● **SUPPLIED RECORDS**:
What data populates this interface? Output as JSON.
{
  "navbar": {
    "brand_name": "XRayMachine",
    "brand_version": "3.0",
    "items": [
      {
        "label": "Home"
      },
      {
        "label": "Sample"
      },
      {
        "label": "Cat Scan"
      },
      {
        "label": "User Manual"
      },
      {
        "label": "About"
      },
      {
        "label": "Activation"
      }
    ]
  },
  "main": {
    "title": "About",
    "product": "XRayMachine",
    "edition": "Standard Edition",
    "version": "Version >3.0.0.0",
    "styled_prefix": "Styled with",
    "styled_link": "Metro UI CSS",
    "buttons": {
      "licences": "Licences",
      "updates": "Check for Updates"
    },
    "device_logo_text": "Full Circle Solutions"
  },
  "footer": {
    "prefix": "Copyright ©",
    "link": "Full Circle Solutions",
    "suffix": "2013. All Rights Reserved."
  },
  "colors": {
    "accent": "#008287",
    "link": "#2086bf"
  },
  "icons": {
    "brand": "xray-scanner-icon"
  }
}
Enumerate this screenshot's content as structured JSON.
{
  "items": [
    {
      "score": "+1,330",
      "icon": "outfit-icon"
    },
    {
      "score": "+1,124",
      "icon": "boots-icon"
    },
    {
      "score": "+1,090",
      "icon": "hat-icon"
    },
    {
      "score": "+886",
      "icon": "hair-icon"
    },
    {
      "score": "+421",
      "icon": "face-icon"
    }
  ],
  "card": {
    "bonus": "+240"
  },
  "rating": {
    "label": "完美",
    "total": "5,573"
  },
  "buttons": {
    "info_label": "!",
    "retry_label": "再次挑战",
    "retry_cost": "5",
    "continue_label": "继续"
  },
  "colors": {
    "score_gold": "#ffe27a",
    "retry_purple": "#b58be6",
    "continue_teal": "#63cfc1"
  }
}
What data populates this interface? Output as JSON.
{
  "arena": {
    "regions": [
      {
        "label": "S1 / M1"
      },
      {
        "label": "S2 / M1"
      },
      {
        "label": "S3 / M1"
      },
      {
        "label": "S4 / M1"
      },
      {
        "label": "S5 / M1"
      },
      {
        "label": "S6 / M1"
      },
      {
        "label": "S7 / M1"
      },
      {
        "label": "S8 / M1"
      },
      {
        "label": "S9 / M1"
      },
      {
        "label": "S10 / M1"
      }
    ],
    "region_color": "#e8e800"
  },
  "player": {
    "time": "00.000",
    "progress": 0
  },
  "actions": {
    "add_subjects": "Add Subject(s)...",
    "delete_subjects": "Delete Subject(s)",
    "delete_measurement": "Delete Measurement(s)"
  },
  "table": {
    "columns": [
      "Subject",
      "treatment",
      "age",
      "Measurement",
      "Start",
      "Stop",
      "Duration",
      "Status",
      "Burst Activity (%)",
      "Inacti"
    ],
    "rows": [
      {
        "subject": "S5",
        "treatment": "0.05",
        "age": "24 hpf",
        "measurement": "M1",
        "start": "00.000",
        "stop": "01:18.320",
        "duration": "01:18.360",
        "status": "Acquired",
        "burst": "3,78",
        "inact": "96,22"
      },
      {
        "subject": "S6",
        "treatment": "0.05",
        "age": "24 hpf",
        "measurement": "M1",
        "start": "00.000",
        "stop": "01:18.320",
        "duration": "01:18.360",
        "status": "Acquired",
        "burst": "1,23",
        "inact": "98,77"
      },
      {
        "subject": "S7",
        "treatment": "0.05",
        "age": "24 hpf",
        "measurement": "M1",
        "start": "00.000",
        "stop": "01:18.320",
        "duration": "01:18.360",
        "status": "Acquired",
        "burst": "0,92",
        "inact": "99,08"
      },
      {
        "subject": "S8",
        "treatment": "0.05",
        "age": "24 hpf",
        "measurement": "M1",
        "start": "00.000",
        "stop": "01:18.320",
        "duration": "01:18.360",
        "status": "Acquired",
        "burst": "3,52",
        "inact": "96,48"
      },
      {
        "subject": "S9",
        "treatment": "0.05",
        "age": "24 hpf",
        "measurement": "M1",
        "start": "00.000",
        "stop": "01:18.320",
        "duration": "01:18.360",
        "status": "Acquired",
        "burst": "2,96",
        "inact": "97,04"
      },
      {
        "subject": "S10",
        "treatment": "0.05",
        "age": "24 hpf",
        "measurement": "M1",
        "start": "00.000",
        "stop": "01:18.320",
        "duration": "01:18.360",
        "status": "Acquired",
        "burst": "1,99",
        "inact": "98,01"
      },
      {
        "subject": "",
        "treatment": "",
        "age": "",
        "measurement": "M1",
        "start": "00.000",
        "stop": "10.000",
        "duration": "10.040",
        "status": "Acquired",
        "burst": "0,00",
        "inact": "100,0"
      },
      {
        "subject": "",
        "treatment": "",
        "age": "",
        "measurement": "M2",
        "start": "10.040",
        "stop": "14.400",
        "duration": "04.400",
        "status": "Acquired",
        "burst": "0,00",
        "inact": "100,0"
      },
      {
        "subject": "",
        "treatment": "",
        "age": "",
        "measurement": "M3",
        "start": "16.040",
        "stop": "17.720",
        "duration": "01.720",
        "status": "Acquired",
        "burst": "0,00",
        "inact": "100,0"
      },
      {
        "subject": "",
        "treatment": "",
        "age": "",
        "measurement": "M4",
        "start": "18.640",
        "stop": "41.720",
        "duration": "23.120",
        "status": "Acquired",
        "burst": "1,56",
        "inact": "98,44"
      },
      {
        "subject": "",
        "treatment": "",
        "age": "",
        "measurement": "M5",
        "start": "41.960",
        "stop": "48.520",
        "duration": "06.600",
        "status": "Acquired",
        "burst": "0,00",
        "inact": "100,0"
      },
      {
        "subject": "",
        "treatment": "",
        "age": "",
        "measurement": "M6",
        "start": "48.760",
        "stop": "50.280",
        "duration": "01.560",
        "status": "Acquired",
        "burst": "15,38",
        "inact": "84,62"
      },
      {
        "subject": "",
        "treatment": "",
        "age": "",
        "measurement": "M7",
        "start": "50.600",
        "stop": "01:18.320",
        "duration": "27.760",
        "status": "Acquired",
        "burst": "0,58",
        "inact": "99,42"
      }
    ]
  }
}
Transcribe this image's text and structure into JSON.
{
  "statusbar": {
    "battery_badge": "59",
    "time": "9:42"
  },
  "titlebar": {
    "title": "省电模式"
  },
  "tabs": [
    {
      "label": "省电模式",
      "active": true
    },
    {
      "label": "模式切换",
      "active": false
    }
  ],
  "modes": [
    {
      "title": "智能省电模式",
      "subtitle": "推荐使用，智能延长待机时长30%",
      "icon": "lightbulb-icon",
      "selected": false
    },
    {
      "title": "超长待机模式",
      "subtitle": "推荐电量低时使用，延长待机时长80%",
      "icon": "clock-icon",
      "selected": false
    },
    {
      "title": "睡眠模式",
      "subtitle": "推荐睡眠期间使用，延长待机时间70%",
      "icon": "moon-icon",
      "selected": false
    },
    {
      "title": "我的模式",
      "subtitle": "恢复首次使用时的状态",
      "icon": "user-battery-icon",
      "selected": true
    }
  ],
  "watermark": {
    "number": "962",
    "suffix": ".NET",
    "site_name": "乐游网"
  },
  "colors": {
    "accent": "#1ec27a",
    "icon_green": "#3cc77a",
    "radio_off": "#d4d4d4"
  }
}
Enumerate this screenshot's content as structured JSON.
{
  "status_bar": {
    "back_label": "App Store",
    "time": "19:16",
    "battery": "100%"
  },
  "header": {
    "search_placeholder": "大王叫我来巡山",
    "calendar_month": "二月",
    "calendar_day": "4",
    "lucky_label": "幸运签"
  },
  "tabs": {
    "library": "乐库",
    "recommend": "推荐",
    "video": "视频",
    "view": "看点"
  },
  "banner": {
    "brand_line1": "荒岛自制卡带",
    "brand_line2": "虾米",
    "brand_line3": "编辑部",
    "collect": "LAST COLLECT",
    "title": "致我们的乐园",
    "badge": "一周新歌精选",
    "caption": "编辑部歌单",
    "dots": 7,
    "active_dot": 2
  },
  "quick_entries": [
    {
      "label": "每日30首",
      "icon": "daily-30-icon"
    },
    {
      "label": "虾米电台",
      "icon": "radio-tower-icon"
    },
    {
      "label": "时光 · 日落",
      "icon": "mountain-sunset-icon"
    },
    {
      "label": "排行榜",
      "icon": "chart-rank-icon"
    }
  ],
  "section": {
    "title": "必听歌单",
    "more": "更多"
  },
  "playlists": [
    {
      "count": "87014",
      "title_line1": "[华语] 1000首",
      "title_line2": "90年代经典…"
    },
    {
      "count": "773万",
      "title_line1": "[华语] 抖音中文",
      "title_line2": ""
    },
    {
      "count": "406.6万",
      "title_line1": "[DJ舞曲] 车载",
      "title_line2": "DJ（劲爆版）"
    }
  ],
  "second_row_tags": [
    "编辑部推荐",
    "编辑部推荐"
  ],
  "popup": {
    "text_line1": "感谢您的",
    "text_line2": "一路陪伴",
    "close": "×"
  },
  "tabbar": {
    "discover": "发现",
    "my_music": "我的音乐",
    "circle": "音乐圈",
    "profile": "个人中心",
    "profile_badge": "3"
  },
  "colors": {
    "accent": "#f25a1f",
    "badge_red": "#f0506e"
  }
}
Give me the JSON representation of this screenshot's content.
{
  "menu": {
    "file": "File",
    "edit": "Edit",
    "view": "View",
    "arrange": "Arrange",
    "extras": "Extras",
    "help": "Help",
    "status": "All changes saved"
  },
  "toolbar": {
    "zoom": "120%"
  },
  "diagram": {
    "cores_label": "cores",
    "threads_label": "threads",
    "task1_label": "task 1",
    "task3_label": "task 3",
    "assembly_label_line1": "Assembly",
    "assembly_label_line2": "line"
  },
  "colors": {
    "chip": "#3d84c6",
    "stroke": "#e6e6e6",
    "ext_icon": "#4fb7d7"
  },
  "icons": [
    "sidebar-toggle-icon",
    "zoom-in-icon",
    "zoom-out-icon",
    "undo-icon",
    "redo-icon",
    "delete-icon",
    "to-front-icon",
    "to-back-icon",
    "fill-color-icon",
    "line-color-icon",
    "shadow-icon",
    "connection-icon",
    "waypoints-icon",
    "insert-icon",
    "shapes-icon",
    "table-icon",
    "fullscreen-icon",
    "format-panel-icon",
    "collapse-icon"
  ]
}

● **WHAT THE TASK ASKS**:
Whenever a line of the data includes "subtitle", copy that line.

● **RESULT OF THE TASK**:
      "subtitle": "推荐使用，智能延长待机时长30%",
      "subtitle": "推荐电量低时使用，延长待机时长80%",
      "subtitle": "推荐睡眠期间使用，延长待机时间70%",
      "subtitle": "恢复首次使用时的状态",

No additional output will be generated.